On February 1, 2018, the writing was on the wall. The New Hampshire Liquor Commission’s attempt to convince the state’s lawmakers to strip out-of-state wine retailers of their right to obtain permits to ship wine to consumers was going to die in committee. The Commission’s response to this reality was unusual: The Liquor Commission chose to disregard the obvious will of the legislature and begin arbitrarily and on its own denying new shipping permits as well as renewals of shipping permits to all out-of-state wine retailers that applied for them.
Despite being a “control state” that is both the only wholesaler and the primary retailer of wine, New Hampshire has long allowed both out-of-state wine retailers and wineries to ship wine direct to its states consumers under a permit system. This worked out well for Granite State wine lovers. With the state in control of wine availability, the selection of wines in state stores had never been exemplary. With direct shipments from both wineries and retailers, consumers in New Hampshire had access to nearly every wine available in the United States.
That outstanding access to wines was about to end, however, with the Commission’s arbitrary denial of permits.
When the National Association of Wine Retailers spoke with the Liquor Commission to protest this action the Commission offered up RSA 176:11 of its state liquor code as justification:
RSA 176:11, II
In the event that the commission determines New Hampshire liquor revenues are being diverted by actions taken by persons holding either liquor and wine representative licenses, liquor and wine vendor licenses, or direct shipper licenses who compete directly or indirectly with the commission for market share, the commission may take such marketing or merchandising action, or both, as it deems necessary, including sanctions against the competing entities.
This section of the code was added in 2017. However, the part about “or direct shipper licenses” was an amendment that was added with no testimony in committee. Now, in 2018, the Commission decided to interpret any shipments by out-of-state retailers as diverting New Hampshire liquor revenues and, thus, worthy of sanctions. In this case that meant automatic denial of shipping permits.
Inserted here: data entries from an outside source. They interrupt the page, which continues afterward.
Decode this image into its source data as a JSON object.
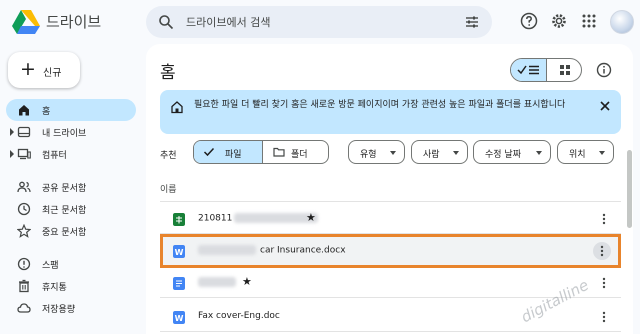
{
  "app": {
    "name": "드라이브"
  },
  "search": {
    "placeholder": "드라이브에서 검색"
  },
  "new_button": {
    "label": "신규"
  },
  "nav": [
    {
      "label": "홈",
      "icon": "home-icon",
      "active": true
    },
    {
      "label": "내 드라이브",
      "icon": "my-drive-icon",
      "active": false
    },
    {
      "label": "컴퓨터",
      "icon": "computer-icon",
      "active": false
    },
    {
      "label": "공유 문서함",
      "icon": "shared-icon",
      "active": false
    },
    {
      "label": "최근 문서함",
      "icon": "recent-icon",
      "active": false
    },
    {
      "label": "중요 문서함",
      "icon": "star-icon",
      "active": false
    },
    {
      "label": "스팸",
      "icon": "spam-icon",
      "active": false
    },
    {
      "label": "휴지통",
      "icon": "trash-icon",
      "active": false
    },
    {
      "label": "저장용량",
      "icon": "cloud-icon",
      "active": false
    }
  ],
  "main": {
    "title": "홈",
    "banner_text": "필요한 파일 더 빨리 찾기  홈은 새로운 방문 페이지이며 가장 관련성 높은 파일과 폴더를 표시합니다",
    "suggested_label": "추천",
    "segment": {
      "files": "파일",
      "folders": "폴더"
    },
    "filters": [
      "유형",
      "사람",
      "수정 날짜",
      "위치"
    ],
    "column_header": "이름",
    "files": [
      {
        "name": "210811",
        "type": "sheets",
        "starred": true,
        "highlight": false
      },
      {
        "name": "car Insurance.docx",
        "type": "word",
        "starred": false,
        "highlight": true
      },
      {
        "name": "",
        "type": "docs",
        "starred": true,
        "highlight": false
      },
      {
        "name": "Fax cover-Eng.doc",
        "type": "word",
        "starred": false,
        "highlight": false
      }
    ]
  },
  "watermark": "digitalline",
  "colors": {
    "accent": "#c2e7ff",
    "highlight_border": "#e8842c",
    "sheets": "#188038",
    "docs": "#4285f4",
    "word": "#2b579a"
  }
}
This was the sort of capricious action that could easily have gone unnoticed. It was also the kind of action that could only be reversed if lawmakers were informed their will was being subverted, if consumers knew the impact of the action and if the media reported what the Liquor Commission was up to. So, NAWR worked to make all this happen. It should be noted that no other organization or association in America determined to push back against this attempt to arbitrarily bar retailer wine shipments into the state—no other state wine retailer associations, no other national wine retailer association and no other national wine consumer rights organizations.
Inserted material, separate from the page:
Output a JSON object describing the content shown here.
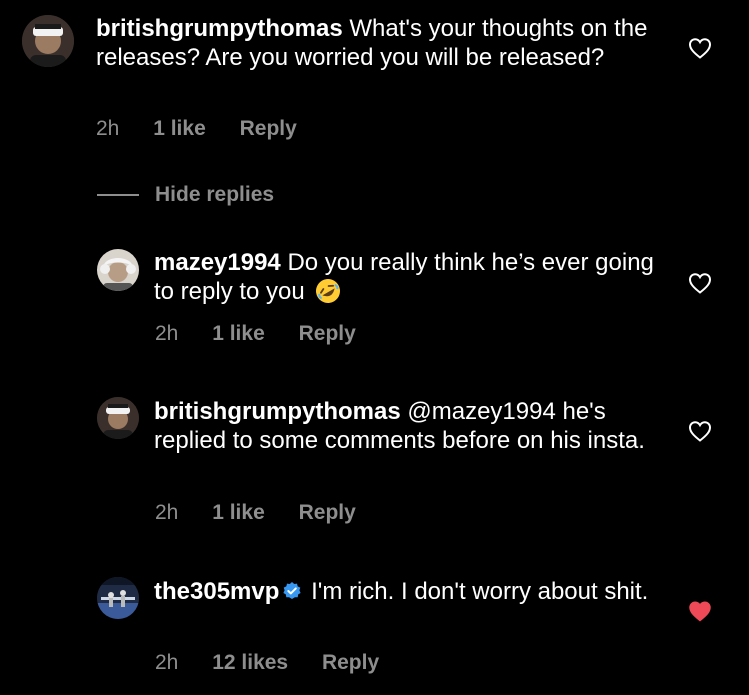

Once the state’s lawmakers were alerted to what was happening as a result of NAWR’s efforts and the media’s coverage of the issue and also due to the heroic efforts of State Senator Andy Sanborn, things moved fast. Debate in the Senate over the issue led to amendments outlawing the action, which in turn were met by amendments to bill to turn New Hampshire from a “permit” state into a “reciprocity” state for retailer shipping, which in turn led to the creation of a conference committee that would consider what to do about the Commission’s actions via legislation.
A few interesting things came out in the course of all the flurry and action over the Commission’s attempt to end retailer shipping. First, it was discovered that the NH Liquor Commission took this action while knowing it would not meet its annual revenue projections and this has consequences for the Commission’s following year’s budget appropriation. It was also discovered that while the Commission claimed the retailers it was denying permits were selling the same wines as the Commission and therefore “diverting” state revenues, the Commission had done little or no investigation into this question and in fact had been denying permits on this basis before many retailers had shipped a single bottle of wine into the state. Finally, it was discovered the the State Liquor Commission itself had plans to get into the interstate wine shipping business.
In the end, NAWR’s efforts succeeded. Upon being admonished by a number of lawmakers, the Liquor Commission Chairman committed to granting out-of-state retailers new and renewed permits. Reciprocity would not go into effect in New Hampshire. And, the Liquor Commission’s next budget allocation was cut by 1% despite their request that there be no cut in their budget as the law requires when the Commission does not reach its revenue projections.
The episode demonstrates a number of things that wine retailers, regulators, consumers and the trade ought to take to heart:
1—When retailers band together, they are highly capable of protecting their interests
2—A state that is the retailer of wine has no business regulating its competitors
3—These Gangster Tactics used by the NH Liquor Commission always appear odious.
4—Consumers make a difference when they contact lawmakers in large numbers
5—It appears independent fine wine retailers have only NAWR to rely upon to protect their interests